Canadian satellite company captures images of feedlot methane cloud
(A native of England, Matthew Diebel is a veteran journalist who has worked at NBC News, Time, USA Today and News Corp., among other organizations. Having spent his childhood next to one of the world's fastest bodies of water, he is particularly interested in tidal energy.)
OK, we admit it — that we’re somewhat obsessed by the fact that belching and farting cattle (and other agricultural animals) are responsible for about 11% of the production of U.S. methane pollution, according to the EPA. Globally, cattle are the single-biggest biggest source of the noxious gas.
A little science first, however, before our new reveal on climate-changing cows: Methane, though its effects are relatively short-term compared with carbon dioxide, is more than 84 times more powerful than CO₂ in its first two decades in the atmosphere, with a panel of UN-backed scientists warning in a recent report that global methane emissions must be reduced by a third by 2030 if the global warming is to be slowed.
OK, now to the bovines. A Canadian satellite company, GHGSat, that monitors methane emissions, has captured images of cattle-caused methane emissions from a California farming operation. The cloud of gas was detected over the Bear 5 feedlot in the San Joaquin Valley near Bakersfield, with quantities ranging from 977 pounds an hour to 1,473. If those emissions are sustained for a year, the cattle would release 5,116 tons of gas, enough to power 15,402 homes, the Montreal-based firm said in a statement.
“This has not been done at an individual facility scale for the agriculture sector, as far as we know,” Brody Wight, sales director at GHGSat, told Bloomberg. “The idea is that we need to measure first before you can take real positive action,” adding that the new findings were possible because of scientific advances in reading satellite images.
Meanwhile, we thought you might like to know two further things about cattle-produced methane. First, the internal process that produces it is called enteric fermentation. Google it to find out more. Second, 95% of it comes out of the front end, chiefly through the nose, with the remaining 5% coming out of the back end.

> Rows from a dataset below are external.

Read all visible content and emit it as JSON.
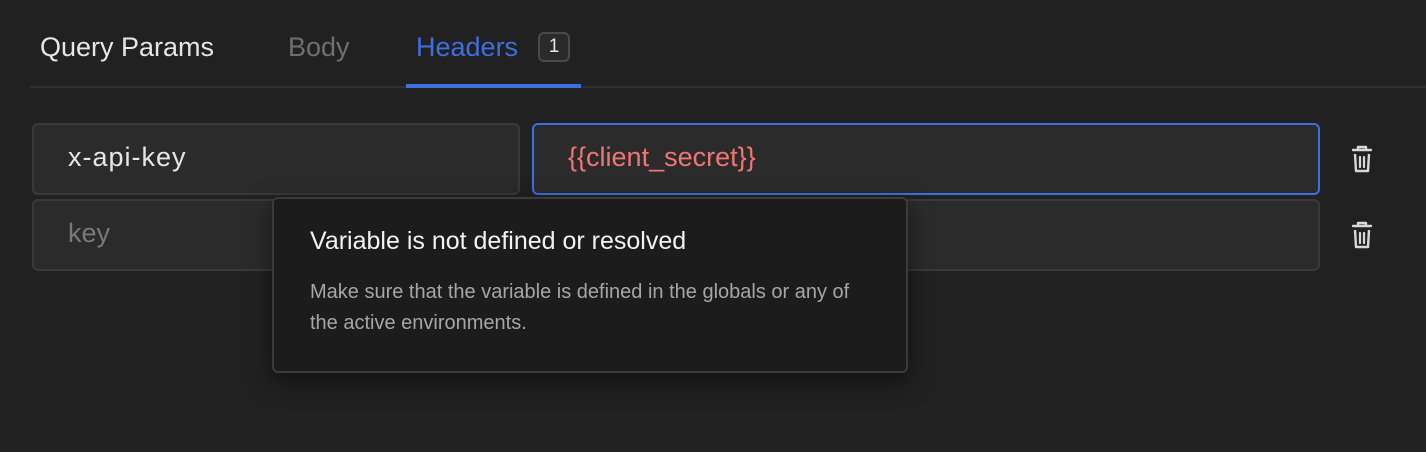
{
  "tabs": {
    "query_params": "Query Params",
    "body": "Body",
    "headers": "Headers",
    "headers_count": "1"
  },
  "header_rows": [
    {
      "key": "x-api-key",
      "value": "{{client_secret}}"
    },
    {
      "key_placeholder": "key",
      "value": ""
    }
  ],
  "tooltip": {
    "title": "Variable is not defined or resolved",
    "body": "Make sure that the variable is defined in the globals or any of the active environments."
  },
  "colors": {
    "background": "#212121",
    "accent": "#3d6fe0",
    "unresolved_variable": "#f07575"
  },
  "icons": {
    "delete": "trash-icon"
  }
}
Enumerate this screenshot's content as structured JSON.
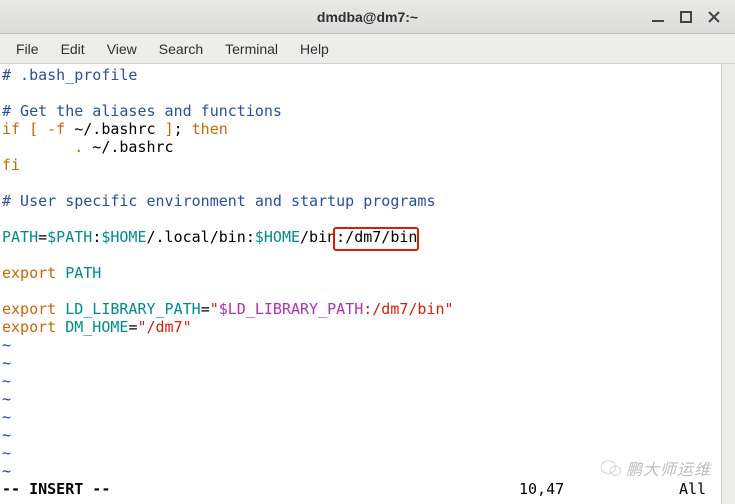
{
  "titlebar": {
    "title": "dmdba@dm7:~"
  },
  "menubar": {
    "file": "File",
    "edit": "Edit",
    "view": "View",
    "search": "Search",
    "terminal": "Terminal",
    "help": "Help"
  },
  "content": {
    "l1_comment": "# .bash_profile",
    "l3_comment": "# Get the aliases and functions",
    "l4_if": "if",
    "l4_br1": "[",
    "l4_flag": "-f",
    "l4_path": " ~/.bashrc ",
    "l4_br2": "]",
    "l4_semi": ";",
    "l4_then": "then",
    "l5_dot": ".",
    "l5_path": " ~/.bashrc",
    "l6_fi": "fi",
    "l8_comment": "# User specific environment and startup programs",
    "l10_path": "PATH",
    "l10_eq": "=",
    "l10_v1": "$PATH",
    "l10_c1": ":",
    "l10_v2": "$HOME",
    "l10_s1": "/.local/bin:",
    "l10_v3": "$HOME",
    "l10_s2": "/bin",
    "l10_hl": ":/dm7/bin",
    "l12_export": "export",
    "l12_path": "PATH",
    "l14_export": "export",
    "l14_var": "LD_LIBRARY_PATH",
    "l14_eq": "=",
    "l14_q1": "\"",
    "l14_val": "$LD_LIBRARY_PATH",
    "l14_app": ":/dm7/bin",
    "l14_q2": "\"",
    "l15_export": "export",
    "l15_var": "DM_HOME",
    "l15_eq": "=",
    "l15_q1": "\"",
    "l15_val": "/dm7",
    "l15_q2": "\"",
    "tilde": "~"
  },
  "status": {
    "mode": "-- INSERT --",
    "position": "10,47",
    "scroll": "All"
  },
  "watermark": {
    "text": "鹏大师运维"
  }
}
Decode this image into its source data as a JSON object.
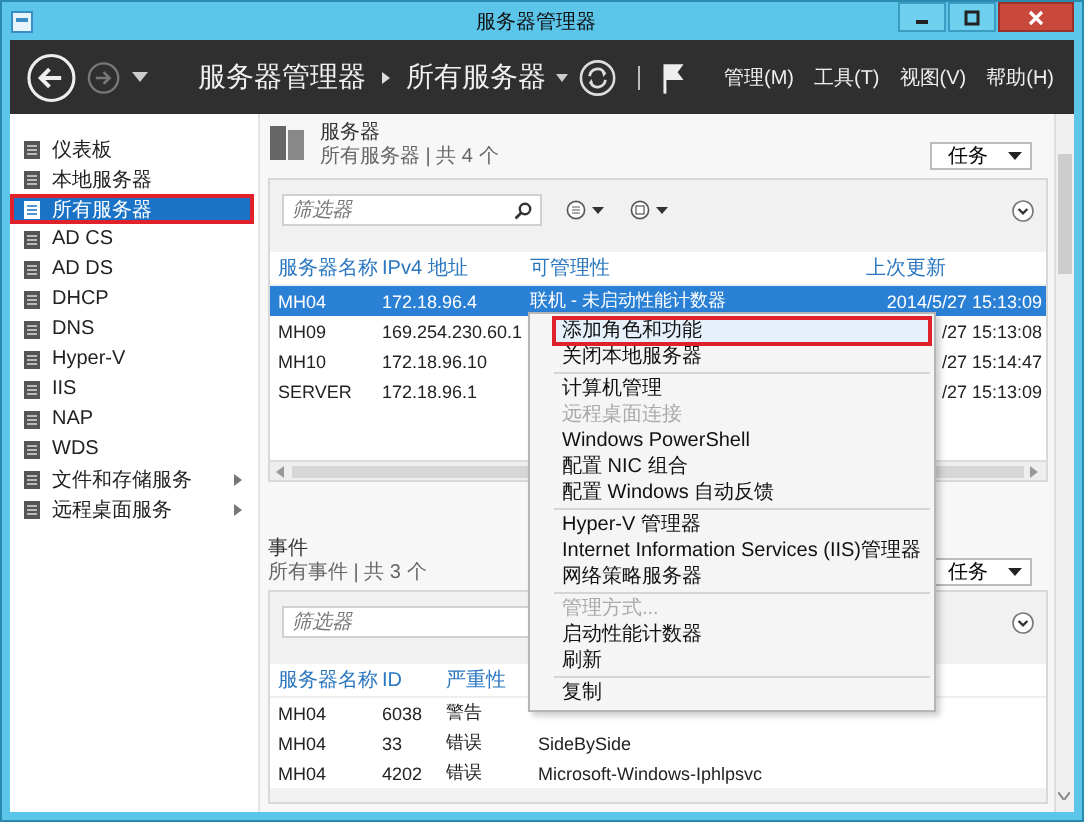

And you wondered why we are cow-captivated. That, and having grown up on a farm.